Note that, in English, if the embedded sentence is the subject, we usually move it to the end, and we have to insert a 'filler' subject in front:

· (IT) is typical THAT WE EAT IN THE CAFETERIA.

· (IT) doesn't sound interesting THAT YOU ARE VISITING THE MUSEUM.

In this kind of sentence in Spanish, the subjunctive way is usually used in the subordinate clause, in other words, in the embedded sentence:

· ALGO es típico.

· QUE COMAMOS EN LA CAFETERÍA es típico. (not "comemos")

· ALGO no suena interesante.

· QUE UDS. VISITEN EL MUSEO no suena interesante. (not "visitan")

This is a very subtle change in the verb form, and most native Spanish speakers do it without even realizing it.

The most common linking verbs are: es/está (is), suena (sounds), parece (appears/looks/seems).

In sentences like these, the basic exceptions are explicit affirmations of truth, certainty, undeniability, and clarity/obviousness:

· ALGO es cierto.

· QUE COMEMOS EN LA CAFETERÍA es cierto. (not "comamos")

Using the actual adjective that asserts truth, certainty, etc. is the key. An assertion may be true, certain, undeniable, etc., and still require the subjunctive:

· Es cierto QUE LOS CUBANOS HABLAN ESPAÑOL.

· Es normal QUE LOS CUBANOS HABLEN ESPAÑOL.

This list of basic exceptions is relatively short, and of course there are more, but not many: cierto, verdadero, correcto, seguro, claro, obvio, evidente, patente (evident, clear), visible, perceptible, real, innegable (undeniable), indiscutible, incuestionable, indudable, inequívoco.

Note that "verdadero" is the adjective "true", and "(la) verdad" is the corresponding noun "(the) truth". They both affirm truth and both require the indicative.

The word "seguro" can mean "sure/definite" and also "safe". If it means "sure/definite", the subordinate clause should use the indicative (since it is an explicit affirmation of truth). But if it means "safe", the subordinate clause should use the subjunctive.

The word "correcto" can mean "correct = true" and also "correct = appropriate". If it expresses "true", the subordinate clause should use the indicative (since it is an explicit affirmation of truth). But if it expresses "appropriate", the subordinate clause should use the subjunctive.

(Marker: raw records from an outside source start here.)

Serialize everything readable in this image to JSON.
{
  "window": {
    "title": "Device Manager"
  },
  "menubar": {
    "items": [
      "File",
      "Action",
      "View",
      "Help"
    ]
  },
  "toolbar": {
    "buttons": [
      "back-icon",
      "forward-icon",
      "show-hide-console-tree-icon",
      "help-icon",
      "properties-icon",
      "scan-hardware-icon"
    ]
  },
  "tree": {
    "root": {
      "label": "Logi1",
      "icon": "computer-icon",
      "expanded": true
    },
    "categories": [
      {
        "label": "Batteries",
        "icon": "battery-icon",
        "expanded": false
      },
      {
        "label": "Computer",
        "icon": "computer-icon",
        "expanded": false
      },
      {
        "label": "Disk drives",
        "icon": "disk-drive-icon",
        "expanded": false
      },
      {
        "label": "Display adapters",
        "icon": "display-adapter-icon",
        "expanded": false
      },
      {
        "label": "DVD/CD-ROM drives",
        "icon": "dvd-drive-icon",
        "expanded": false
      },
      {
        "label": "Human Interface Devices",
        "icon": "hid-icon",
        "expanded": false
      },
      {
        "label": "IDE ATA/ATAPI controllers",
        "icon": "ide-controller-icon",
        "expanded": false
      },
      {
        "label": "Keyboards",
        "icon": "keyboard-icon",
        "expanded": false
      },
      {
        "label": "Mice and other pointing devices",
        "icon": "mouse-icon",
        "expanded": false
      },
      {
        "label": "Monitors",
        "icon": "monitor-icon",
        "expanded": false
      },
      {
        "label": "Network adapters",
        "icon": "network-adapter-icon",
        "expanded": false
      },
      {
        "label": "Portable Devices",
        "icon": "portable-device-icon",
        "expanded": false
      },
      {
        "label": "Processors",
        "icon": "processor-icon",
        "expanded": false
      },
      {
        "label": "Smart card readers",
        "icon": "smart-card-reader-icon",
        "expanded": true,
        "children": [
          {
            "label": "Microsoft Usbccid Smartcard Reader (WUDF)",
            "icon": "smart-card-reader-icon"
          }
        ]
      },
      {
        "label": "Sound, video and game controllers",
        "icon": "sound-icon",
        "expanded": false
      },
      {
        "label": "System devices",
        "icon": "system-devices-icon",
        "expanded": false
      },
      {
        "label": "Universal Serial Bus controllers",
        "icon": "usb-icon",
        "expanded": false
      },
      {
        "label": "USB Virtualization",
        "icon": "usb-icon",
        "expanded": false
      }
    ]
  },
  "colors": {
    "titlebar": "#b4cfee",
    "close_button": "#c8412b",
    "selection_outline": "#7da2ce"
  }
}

Negation of the truth, certainty, etc., requires the subjunctive:

· ALGO no es evidente.

· QUE TÚ COMPRENDAS no es evidente. (not "comprendes")

Watch out for negative expressions that affirm truth, such as "no es falso" and "no es negable" (negatable = deniable), which affirm truth and certainty. These are actually logical, but also tricky:

· Es falso QUE ESTUDIES CÁLCULO.

· No es falso QUE ESTUDIAS CÁLCULO.

CHOOSE IT - INDICATIVE OR SUBJUNCTIVE?

REGULAR GROUP #1

intelengua spanish verb conjugation practice app matching regular present tense subjunctive mode

CHOOSE IT - INDICATIVE OR SUBJUNCTIVE?

REGULAR GROUP #2

intelengua spanish verb conjugation practice app matching regular present tense subjunctive mode

IRREGULAR FORMS


CHOOSE IT - INDICATIVE OR SUBJUNCTIVE?

IRREGULAR GROUP #1

intelengua spanish verb conjugation practice app matching regular present tense subjunctive mode

CHOOSE IT - INDICATIVE OR SUBJUNCTIVE?

IRREGULAR GROUP #2

intelengua spanish verb conjugation practice app matching regular present tense subjunctive mode

CHOOSE IT - INDICATIVE OR SUBJUNCTIVE?

IRREGULAR GROUP #3

intelengua spanish verb conjugation practice app matching regular present tense subjunctive mode

verbolocidad root variations beta 01


ROOT VARIATIONS

BETA ACTIVITIES

BUILD IT - BLUE - E & IE (INTRODUCTION)

intelengua spanish verb conjugation practice app matching irregular present tense subjunctive mode

BUILD IT - BLUE - O & UE (INTRODUCTION)

intelengua spanish verb conjugation practice app matching irregular present tense subjunctive mode

BUILD IT - BLUE - E & IE (REVIEW)

intelengua spanish verb conjugation practice app matching irregular present tense subjunctive mode

BUILD IT - BLUE - O & UE (REVIEW)

intelengua spanish verb conjugation practice app matching irregular present tense subjunctive mode

MATCH IT - BLUE (REVIEW)

intelengua spanish verb conjugation practice app matching irregular present tense subjunctive mode